Rising early on our third day in Hanoi, we walked west towards Đống Đa District. Despite being mid-December the air was crisp and it felt like a perfect spring morning.
After 30 minutes of dodging errant mopeds we arrived at the gate to the Temple of Literature where the Chinese influences on the architecture were immediately clear.
Built in 1070, the temple is dedicated to Confucius and hosted the Imperial Academy, the first university in Vietnam. It was established to educate Vietnam’s bureaucrats, royalty and other members of the elite.
Beyond the main gate, enclosed by brick walls, are a series of quiet courtyards containing elaborate gardens and ponds. In the early morning light the trees were particularly beautiful.
The various pavilions, halls, statues and stelae (stone columns bearing commemorative inscriptions) are places where offering ceremonies, study sessions and the strict exams of the Đại Việt took place.
Apart from a gaggle of school kids on a class trip, we almost had the whole place to ourselves and it was nice to enjoy the pleasant surroundings in peace, a luxury in Hanoi.
After departing the temple, we made our way north towards the Ho Chi Minh mausoleum. Seeing long queues we decided to give the National Assembly compound a miss and instead made our way into warren of tightly packed houses.
Arriving at a large lake in the interior we made our away around the edge and stumbled across another bustling street market. Whether you are looking for eggs or the hens that lay them, the market has you covered!
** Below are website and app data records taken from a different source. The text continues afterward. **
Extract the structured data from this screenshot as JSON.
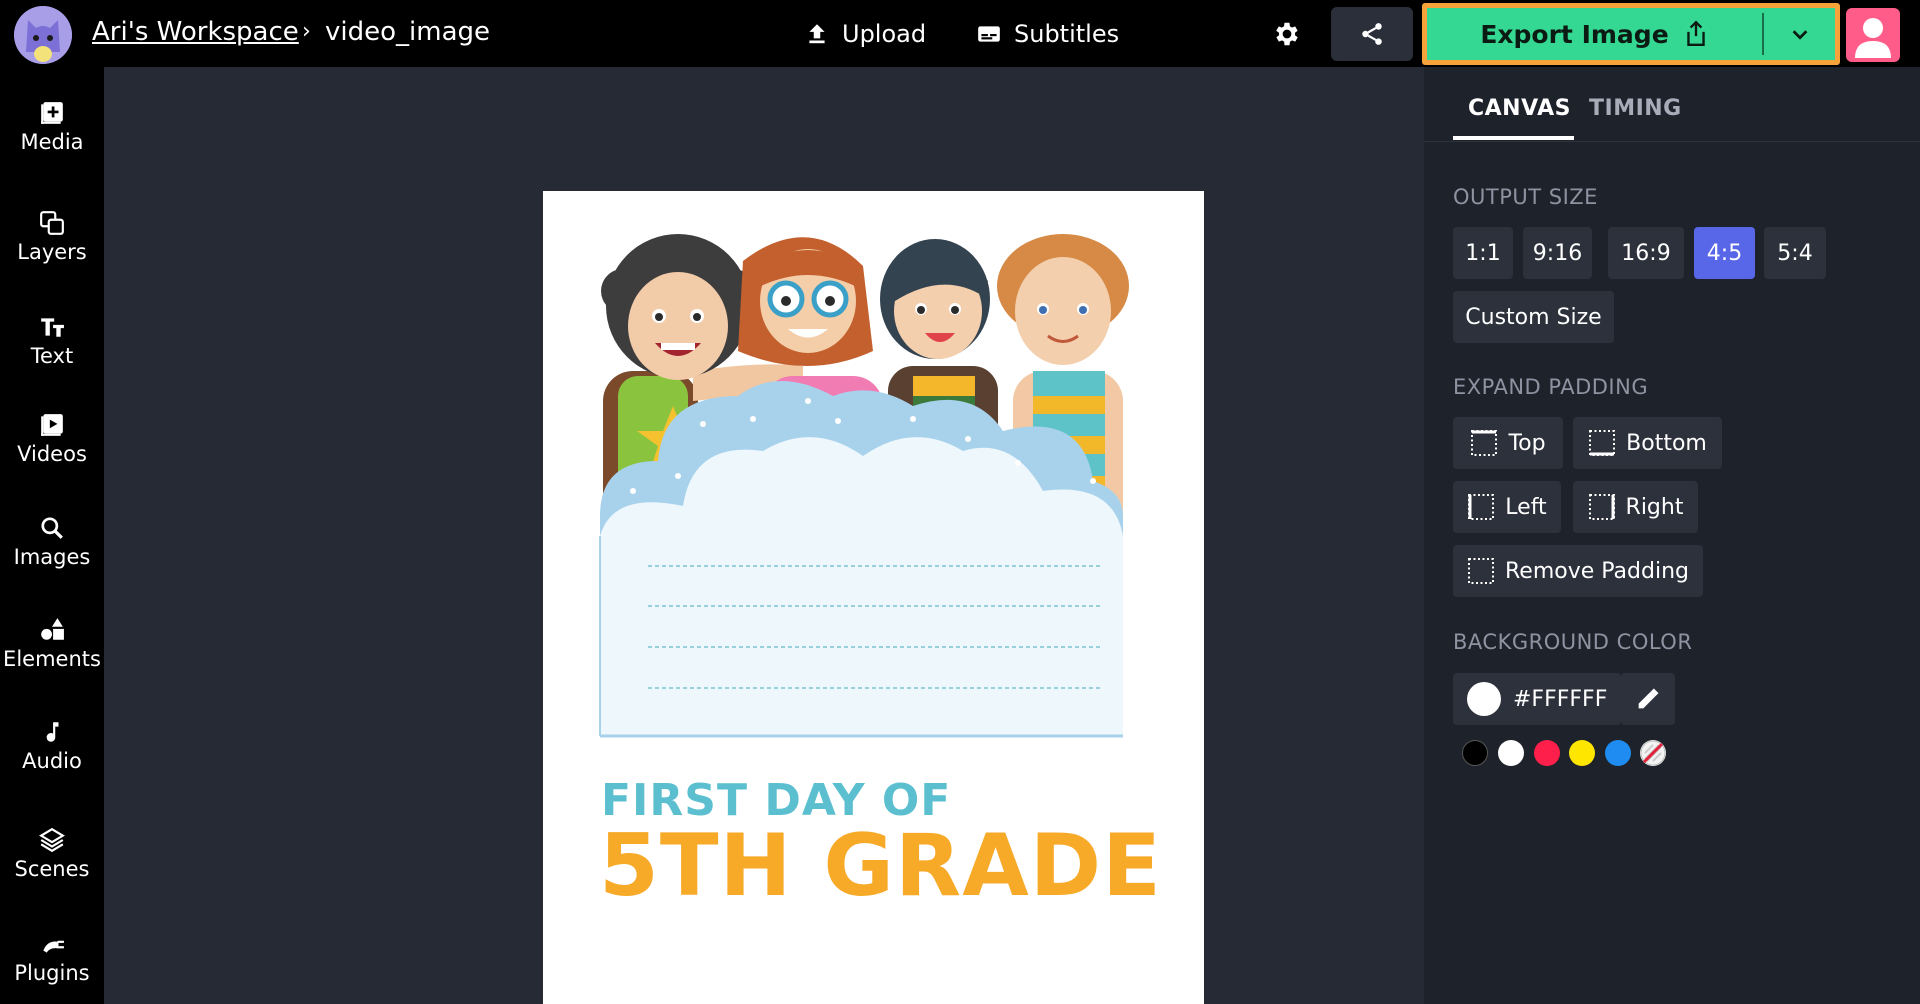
{
  "header": {
    "workspace": "Ari's Workspace",
    "separator": "›",
    "project": "video_image",
    "upload_label": "Upload",
    "subtitles_label": "Subtitles",
    "export_label": "Export Image"
  },
  "sidebar": {
    "items": [
      {
        "label": "Media",
        "icon": "media-plus-icon"
      },
      {
        "label": "Layers",
        "icon": "layers-icon"
      },
      {
        "label": "Text",
        "icon": "text-icon"
      },
      {
        "label": "Videos",
        "icon": "video-icon"
      },
      {
        "label": "Images",
        "icon": "search-icon"
      },
      {
        "label": "Elements",
        "icon": "shapes-icon"
      },
      {
        "label": "Audio",
        "icon": "music-note-icon"
      },
      {
        "label": "Scenes",
        "icon": "stack-icon"
      },
      {
        "label": "Plugins",
        "icon": "plug-icon"
      }
    ]
  },
  "canvas": {
    "line1": "FIRST DAY OF",
    "line2": "5TH GRADE",
    "colors": {
      "teal": "#5bbfcf",
      "orange": "#f7a928"
    }
  },
  "panel": {
    "tabs": [
      "CANVAS",
      "TIMING"
    ],
    "output_size_title": "OUTPUT SIZE",
    "sizes": [
      "1:1",
      "9:16",
      "16:9",
      "4:5",
      "5:4"
    ],
    "active_size": "4:5",
    "custom_size": "Custom Size",
    "expand_padding_title": "EXPAND PADDING",
    "padding": {
      "top": "Top",
      "bottom": "Bottom",
      "left": "Left",
      "right": "Right",
      "remove": "Remove Padding"
    },
    "background_title": "BACKGROUND COLOR",
    "background_hex": "#FFFFFF",
    "swatches": [
      "#000000",
      "#ffffff",
      "#ff1f4b",
      "#ffe600",
      "#1e8cf0"
    ]
  },
  "colors": {
    "accent": "#35d892",
    "highlight": "#f5a33a",
    "active": "#5866e8"
  }
}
Further on we passed a smaller lake which is home to the twisted remains of an American B-52 bomber that was shot down in 1972. It’s a sobering reminder of the war.
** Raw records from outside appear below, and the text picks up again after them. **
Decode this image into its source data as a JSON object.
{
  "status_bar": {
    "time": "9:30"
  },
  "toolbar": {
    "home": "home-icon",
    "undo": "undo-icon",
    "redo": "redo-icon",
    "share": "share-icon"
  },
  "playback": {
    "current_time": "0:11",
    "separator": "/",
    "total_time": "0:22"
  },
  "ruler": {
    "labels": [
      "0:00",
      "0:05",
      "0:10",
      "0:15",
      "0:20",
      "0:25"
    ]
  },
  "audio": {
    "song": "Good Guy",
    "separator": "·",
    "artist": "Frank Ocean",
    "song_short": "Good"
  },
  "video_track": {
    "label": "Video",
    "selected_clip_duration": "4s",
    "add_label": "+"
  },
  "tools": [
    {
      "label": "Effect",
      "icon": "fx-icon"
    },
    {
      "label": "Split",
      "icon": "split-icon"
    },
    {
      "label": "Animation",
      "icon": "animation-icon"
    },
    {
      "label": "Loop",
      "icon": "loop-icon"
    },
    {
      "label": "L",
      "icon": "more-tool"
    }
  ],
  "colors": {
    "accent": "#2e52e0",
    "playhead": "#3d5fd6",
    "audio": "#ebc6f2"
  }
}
Having found our way out of the maze, we caught an Uber to the Vietnam Museum of Ethnology which covers the 54 recognised ethnic groups in the country.
The highlight of the museum is an open-air exhibition showcasing the traditional architecture of the ethnic minorities, particularly those who live in Northern and Central highlands.
Not having known beforehand that Vietnam was a multi-ethnic country, it was amazing to see the variety of intricate buildings made by hand from natural materials.
I particularly liked this building raised up on a high platform with a sharply angled thatched roof and bamboo floor. It looked like it belonged to an African tribe.
In the afternoon we rented bicycles from The Hanoi Bicycle Collective to ride around the enormous West Lake. There wasn’t a huge amount to see en-route but it was good to get some exercise and we were treated to a sunset on the way back.
The day ended fittingly with a hot bowl of pho from Phở 10 Lý Quốc Sư. They only have a couple of options and you can’t go wrong with any of them.